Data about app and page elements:
=== Begin Enclosure ===

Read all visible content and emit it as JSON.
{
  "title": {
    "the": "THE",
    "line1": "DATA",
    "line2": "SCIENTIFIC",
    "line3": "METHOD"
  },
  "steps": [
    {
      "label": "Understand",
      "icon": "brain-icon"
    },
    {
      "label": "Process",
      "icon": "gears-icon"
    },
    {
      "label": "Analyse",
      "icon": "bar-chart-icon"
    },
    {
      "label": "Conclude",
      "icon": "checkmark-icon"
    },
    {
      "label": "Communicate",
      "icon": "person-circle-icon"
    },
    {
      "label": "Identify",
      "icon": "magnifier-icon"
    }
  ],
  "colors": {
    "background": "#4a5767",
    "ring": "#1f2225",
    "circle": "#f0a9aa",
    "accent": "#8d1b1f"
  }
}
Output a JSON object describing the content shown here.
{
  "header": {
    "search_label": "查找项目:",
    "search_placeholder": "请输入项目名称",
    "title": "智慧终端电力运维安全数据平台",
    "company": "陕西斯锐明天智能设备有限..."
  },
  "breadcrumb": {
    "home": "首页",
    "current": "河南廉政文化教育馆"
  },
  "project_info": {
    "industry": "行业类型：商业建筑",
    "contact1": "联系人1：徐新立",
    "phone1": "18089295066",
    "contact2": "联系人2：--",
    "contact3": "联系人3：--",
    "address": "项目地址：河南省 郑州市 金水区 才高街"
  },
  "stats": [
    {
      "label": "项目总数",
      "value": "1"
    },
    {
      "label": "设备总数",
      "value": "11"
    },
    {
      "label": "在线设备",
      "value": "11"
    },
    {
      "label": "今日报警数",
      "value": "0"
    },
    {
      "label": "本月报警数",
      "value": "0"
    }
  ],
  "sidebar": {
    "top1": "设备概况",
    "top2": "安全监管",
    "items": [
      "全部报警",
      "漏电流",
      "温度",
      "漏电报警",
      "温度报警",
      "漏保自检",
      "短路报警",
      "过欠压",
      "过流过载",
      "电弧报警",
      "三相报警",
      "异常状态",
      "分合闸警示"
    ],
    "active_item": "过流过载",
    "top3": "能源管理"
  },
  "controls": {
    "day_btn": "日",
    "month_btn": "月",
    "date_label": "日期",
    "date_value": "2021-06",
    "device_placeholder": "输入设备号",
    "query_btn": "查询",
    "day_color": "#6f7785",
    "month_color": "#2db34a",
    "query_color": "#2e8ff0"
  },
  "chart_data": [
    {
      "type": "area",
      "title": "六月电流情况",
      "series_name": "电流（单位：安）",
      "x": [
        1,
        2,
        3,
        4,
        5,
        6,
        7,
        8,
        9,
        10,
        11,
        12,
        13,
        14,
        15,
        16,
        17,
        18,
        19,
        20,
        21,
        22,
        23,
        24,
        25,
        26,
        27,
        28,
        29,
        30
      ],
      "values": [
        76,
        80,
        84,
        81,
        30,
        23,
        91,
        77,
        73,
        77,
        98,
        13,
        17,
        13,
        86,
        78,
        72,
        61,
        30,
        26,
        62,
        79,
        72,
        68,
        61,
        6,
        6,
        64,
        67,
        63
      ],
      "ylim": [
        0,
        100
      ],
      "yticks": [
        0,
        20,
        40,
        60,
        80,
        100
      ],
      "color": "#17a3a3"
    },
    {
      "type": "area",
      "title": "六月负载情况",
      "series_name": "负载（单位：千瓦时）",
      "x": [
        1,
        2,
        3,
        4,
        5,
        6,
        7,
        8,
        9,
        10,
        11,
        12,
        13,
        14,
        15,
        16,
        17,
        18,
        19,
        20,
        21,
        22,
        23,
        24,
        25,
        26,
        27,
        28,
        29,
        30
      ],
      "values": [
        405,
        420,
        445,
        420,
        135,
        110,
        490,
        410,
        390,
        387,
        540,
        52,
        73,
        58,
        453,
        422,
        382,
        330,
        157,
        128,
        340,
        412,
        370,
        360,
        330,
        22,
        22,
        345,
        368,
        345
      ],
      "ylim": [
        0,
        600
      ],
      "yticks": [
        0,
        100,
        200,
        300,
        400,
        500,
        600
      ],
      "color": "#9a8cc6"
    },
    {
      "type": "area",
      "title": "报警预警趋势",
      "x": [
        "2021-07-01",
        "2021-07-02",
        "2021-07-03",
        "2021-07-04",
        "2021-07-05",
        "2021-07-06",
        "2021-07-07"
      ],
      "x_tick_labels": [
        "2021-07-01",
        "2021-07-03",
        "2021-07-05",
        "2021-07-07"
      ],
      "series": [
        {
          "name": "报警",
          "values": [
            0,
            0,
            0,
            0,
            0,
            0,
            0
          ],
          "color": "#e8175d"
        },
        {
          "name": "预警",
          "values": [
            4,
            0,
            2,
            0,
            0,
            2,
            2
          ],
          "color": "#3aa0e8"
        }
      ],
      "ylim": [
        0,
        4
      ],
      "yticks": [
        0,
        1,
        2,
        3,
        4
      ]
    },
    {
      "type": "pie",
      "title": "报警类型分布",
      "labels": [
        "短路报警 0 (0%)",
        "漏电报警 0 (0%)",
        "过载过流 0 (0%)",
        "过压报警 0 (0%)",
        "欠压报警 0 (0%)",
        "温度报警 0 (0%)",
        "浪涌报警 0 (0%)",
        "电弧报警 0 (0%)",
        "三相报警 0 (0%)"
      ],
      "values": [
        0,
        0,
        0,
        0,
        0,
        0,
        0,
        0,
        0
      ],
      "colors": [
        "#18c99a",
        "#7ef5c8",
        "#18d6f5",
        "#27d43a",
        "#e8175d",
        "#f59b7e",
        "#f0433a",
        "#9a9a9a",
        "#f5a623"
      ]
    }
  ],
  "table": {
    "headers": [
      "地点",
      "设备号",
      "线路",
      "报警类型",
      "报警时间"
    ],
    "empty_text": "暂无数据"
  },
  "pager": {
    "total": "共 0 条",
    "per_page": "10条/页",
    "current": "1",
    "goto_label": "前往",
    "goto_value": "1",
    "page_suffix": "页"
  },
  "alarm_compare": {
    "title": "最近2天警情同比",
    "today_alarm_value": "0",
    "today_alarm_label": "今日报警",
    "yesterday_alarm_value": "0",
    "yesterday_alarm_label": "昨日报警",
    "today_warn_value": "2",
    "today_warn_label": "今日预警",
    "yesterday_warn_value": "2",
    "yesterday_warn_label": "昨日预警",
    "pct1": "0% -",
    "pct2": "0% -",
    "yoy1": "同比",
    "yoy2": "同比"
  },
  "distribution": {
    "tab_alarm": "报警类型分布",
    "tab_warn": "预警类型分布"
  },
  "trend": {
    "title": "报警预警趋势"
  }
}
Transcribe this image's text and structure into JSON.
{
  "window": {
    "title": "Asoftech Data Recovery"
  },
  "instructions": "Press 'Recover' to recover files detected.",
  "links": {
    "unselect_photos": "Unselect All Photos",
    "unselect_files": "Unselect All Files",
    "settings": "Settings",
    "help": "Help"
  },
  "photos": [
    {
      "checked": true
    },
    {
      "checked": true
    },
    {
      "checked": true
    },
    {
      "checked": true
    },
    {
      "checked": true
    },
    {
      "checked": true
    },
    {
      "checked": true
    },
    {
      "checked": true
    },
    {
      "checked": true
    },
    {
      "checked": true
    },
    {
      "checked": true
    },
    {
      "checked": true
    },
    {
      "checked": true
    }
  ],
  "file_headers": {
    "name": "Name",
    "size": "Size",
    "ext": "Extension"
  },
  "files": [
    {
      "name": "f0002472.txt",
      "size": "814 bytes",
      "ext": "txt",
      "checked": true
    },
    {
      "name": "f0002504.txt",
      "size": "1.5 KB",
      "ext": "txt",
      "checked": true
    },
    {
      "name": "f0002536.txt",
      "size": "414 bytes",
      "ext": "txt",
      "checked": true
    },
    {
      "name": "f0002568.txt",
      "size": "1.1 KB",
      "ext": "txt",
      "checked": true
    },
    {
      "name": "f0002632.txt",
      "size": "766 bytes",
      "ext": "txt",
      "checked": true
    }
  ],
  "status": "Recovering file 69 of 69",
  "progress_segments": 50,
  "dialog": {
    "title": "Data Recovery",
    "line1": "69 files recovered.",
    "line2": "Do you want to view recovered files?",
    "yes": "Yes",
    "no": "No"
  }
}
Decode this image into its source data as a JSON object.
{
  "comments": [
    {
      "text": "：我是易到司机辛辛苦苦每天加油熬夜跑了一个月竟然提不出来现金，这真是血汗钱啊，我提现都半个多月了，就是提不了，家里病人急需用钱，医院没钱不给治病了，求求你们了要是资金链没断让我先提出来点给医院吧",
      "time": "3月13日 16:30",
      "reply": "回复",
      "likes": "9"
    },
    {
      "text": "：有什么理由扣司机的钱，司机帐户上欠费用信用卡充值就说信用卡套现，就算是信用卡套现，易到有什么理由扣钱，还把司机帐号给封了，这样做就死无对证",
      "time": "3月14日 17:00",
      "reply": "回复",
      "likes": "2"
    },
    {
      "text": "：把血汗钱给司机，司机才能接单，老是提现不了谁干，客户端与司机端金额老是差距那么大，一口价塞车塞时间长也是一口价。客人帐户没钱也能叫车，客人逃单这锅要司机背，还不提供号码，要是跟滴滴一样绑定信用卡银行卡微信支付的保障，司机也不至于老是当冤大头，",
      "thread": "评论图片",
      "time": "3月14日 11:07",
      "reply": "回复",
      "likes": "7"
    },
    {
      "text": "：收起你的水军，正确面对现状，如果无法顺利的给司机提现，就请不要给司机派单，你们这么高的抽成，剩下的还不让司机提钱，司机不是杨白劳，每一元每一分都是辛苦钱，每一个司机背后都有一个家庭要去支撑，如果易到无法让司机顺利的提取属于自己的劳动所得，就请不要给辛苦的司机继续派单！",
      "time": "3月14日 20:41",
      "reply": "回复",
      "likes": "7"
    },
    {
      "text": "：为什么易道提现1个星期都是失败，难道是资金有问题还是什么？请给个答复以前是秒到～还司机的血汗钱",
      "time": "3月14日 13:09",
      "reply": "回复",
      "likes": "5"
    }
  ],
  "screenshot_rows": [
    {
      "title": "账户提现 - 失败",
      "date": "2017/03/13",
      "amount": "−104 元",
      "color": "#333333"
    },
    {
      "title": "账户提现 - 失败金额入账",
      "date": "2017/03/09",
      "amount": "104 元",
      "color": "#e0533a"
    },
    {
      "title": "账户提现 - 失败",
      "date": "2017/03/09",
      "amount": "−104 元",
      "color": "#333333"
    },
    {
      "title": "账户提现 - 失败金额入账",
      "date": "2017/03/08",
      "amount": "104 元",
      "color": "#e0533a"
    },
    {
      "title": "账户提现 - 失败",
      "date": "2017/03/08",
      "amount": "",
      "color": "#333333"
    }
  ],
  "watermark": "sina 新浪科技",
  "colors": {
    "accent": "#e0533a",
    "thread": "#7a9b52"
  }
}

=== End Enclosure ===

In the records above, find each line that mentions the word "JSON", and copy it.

Read all visible content and emit it as JSON.
Output a JSON object describing the content shown here.
Transcribe this image's text and structure into JSON.
Decode this image into its source data as a JSON object.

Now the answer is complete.